Eduard Zimmel, after the war
Eduard Zimmel, after the war
photo: archiv Eduarda Zimmela

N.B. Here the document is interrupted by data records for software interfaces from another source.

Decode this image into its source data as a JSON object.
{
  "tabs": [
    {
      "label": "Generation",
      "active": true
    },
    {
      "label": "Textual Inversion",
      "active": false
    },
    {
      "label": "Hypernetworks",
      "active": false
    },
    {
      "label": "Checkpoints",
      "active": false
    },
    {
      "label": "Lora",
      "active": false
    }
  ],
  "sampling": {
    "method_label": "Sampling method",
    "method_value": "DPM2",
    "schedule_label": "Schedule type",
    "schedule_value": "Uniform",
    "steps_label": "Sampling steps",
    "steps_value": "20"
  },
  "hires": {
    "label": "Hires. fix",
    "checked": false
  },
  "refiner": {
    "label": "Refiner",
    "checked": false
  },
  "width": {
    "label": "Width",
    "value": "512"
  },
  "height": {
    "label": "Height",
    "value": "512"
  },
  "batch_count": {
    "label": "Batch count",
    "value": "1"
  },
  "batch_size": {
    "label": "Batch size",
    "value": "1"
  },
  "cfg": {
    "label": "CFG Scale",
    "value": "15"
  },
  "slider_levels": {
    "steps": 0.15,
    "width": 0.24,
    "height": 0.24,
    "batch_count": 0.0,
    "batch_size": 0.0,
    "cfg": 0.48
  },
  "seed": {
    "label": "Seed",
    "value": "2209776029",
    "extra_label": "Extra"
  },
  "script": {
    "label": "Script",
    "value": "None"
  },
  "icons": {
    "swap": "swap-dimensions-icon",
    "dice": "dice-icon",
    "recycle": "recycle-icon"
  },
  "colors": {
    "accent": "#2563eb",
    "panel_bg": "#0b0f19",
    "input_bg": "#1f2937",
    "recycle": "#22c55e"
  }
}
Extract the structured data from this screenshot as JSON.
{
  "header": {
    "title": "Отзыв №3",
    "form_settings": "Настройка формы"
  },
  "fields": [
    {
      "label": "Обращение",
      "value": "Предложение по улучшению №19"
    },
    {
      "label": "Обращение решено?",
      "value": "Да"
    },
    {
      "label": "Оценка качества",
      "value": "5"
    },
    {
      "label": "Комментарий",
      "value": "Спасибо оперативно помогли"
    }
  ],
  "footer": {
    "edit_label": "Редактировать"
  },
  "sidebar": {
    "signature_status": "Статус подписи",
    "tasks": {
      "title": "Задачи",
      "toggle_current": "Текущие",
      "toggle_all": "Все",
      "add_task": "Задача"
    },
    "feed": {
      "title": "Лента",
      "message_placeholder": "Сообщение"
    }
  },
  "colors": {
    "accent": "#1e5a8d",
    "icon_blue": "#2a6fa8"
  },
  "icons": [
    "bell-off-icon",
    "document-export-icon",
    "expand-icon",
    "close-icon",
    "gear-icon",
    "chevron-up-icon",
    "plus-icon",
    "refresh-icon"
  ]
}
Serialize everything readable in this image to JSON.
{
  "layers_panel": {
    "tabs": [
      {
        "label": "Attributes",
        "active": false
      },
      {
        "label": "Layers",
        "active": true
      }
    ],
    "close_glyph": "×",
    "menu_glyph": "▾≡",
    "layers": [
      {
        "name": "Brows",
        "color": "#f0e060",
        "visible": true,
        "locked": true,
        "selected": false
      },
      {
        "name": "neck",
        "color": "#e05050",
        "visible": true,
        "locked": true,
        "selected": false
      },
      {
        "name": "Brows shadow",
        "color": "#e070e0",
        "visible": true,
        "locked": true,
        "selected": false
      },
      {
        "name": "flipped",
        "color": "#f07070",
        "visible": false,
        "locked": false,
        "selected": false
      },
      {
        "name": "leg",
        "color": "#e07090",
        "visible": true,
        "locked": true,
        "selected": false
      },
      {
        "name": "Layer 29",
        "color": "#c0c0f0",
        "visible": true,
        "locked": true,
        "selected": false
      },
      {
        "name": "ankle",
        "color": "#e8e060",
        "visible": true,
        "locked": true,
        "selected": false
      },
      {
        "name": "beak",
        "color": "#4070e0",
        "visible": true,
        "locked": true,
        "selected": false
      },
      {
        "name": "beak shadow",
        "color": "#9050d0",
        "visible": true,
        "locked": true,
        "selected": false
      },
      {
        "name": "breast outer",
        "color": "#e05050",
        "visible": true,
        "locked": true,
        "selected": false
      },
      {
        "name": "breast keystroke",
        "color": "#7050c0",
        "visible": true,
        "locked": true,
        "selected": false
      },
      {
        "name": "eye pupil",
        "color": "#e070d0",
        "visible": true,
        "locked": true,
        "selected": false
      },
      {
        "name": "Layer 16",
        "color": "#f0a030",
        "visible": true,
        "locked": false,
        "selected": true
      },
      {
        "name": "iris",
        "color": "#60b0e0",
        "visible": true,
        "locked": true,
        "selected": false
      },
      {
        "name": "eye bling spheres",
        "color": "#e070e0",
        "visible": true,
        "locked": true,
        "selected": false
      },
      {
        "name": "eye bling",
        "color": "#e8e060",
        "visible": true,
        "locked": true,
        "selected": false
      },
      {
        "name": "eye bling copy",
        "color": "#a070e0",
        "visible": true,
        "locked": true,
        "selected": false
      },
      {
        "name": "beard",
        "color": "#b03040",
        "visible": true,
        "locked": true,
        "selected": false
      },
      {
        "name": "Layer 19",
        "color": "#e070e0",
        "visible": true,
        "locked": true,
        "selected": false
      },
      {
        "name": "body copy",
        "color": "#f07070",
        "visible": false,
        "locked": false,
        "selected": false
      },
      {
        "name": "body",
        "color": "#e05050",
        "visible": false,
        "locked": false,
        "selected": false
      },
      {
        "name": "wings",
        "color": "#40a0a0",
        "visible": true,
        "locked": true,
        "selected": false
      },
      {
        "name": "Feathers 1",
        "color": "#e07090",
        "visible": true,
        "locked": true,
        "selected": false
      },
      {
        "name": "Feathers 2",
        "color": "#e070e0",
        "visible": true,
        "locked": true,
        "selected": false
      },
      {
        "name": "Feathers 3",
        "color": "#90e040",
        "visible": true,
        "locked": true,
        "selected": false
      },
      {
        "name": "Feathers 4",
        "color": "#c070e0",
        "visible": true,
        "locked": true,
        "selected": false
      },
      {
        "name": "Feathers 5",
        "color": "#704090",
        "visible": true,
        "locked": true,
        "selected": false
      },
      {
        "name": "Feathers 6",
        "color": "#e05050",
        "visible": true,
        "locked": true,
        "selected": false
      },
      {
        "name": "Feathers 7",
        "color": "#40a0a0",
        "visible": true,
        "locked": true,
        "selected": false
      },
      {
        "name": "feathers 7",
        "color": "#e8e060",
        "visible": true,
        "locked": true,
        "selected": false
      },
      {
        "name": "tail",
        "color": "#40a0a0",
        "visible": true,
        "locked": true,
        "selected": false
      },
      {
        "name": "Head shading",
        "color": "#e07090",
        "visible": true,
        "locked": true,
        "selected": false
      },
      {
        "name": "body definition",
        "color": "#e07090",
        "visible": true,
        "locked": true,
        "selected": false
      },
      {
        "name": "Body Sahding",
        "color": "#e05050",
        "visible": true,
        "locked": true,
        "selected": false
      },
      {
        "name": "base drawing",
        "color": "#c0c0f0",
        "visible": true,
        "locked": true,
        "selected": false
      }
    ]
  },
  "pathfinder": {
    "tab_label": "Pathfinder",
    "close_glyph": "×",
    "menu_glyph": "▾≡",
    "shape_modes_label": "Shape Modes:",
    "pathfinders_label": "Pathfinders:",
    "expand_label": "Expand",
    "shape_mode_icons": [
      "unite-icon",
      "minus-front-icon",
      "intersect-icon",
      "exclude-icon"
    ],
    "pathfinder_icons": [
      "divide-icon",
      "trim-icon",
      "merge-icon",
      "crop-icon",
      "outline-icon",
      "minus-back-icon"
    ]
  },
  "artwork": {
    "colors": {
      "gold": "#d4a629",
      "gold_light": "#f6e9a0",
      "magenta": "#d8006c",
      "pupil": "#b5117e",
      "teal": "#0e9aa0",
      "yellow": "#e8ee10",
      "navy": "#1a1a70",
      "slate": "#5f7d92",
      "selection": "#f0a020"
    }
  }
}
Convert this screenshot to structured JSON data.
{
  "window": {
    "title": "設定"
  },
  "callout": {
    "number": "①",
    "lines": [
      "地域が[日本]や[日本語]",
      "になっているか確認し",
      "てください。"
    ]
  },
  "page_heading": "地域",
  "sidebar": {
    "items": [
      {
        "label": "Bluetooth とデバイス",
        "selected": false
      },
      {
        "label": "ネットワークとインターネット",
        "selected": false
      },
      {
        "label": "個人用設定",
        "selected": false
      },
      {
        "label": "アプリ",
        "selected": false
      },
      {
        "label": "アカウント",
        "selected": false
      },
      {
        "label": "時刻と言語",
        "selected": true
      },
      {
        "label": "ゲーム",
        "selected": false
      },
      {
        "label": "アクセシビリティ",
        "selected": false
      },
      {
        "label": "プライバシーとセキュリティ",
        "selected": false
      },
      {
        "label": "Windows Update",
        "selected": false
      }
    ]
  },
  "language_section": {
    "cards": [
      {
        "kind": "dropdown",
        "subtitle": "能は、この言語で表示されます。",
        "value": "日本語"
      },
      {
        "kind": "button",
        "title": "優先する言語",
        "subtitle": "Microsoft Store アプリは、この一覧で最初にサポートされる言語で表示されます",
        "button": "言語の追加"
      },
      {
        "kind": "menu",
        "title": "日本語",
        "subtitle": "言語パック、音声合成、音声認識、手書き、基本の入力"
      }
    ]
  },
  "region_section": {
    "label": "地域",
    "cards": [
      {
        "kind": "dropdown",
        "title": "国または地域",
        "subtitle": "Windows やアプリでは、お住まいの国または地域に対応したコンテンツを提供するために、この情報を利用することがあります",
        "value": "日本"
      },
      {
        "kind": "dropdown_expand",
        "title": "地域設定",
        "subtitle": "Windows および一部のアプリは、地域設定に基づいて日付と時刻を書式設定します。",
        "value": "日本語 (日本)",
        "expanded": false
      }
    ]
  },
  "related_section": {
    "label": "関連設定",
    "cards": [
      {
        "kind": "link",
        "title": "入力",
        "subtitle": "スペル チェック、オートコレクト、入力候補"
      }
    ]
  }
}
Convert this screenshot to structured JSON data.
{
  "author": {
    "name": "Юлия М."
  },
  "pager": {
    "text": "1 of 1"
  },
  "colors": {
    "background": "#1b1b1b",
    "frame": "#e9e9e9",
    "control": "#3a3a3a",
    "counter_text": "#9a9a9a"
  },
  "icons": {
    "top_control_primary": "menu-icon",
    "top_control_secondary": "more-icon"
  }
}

Eduard Zimmel was born March 13, 1926 in Rapšach in the Vitorazsko (Weitraer) region in the then Czechoslovakia. The village as well as the whole Vitorazko area was specific due to its location and due to the fact that it has become a victim of both Nazi and Communists dictatorships. Eduard had managed to complete elementary school and his vocational training as a tailor before the Vitorazsko area was incorporated into the Nazi Germany on 24th November 1938. Its Czech inhabitants were evacuated to the country’s interior and the remaining residents had to register as German nationals. Eduard allegedly registered his nationality as Czech, but in spite of that he was treated as if he were a German. When he received a draft notice to the wehrmacht in 1943, he refused to join the German army and he was consequently arrested on 26th October 1943 and taken to the prison in Znojmo and later to Simmering in Vienna, from where he was then deported to the concentration camp in Dachau. He spent two years there while working in a factory where he was sewing German uniforms. After the liberation of Dachau on 29th April, 1945 he was able to return to his native village. After 1948 he began cooperating with his childhood friend Karel Gruber. Gruber had served in the SS during the war and after 1948 he was working for the Central Intelligence Agency (CIA). Since Karel Gruber knew the Vitorazko region very well, he was easily able to cross the border between Austria and Czechoslovakia, which made him very valuable for the CIA as an agent-walker. Eduard was helping him with finding accommodation for other agent-walkers, taking them to the railway station or showing them the way. However, information about these activities, in which some other people from Rapšach were involved as well, leaked out and Eduard and Karel Gruber were arrested. Gruber was sentenced to death penalty and Eduard was sentenced in České Budějovice to seven years of imprisonment. In 1953-1960 he was thus interned in the labour camps in Jáchymov and in the prison in Mírov. After his release he had nowhere to return, because the inhabitants of Rapšach were relocated inland in 1952 due to the need to guard the state border and the village became resettled by new residents who had moved there from the country’s interior. Eduard instead “returned” to Úsilné near České Budějovice and then he moved to Tábor where he worked in the local factory Tapa and in a heritage conservation agency. His father Václav served in the wehrmacht during WWII. In the 1950s he was arrested and imprisoned, together with Eduard’s aunt and his cousins Adolf and Rudolf. Eduard now lives in Tábor and he is a veteran of both the second and third resistance movement.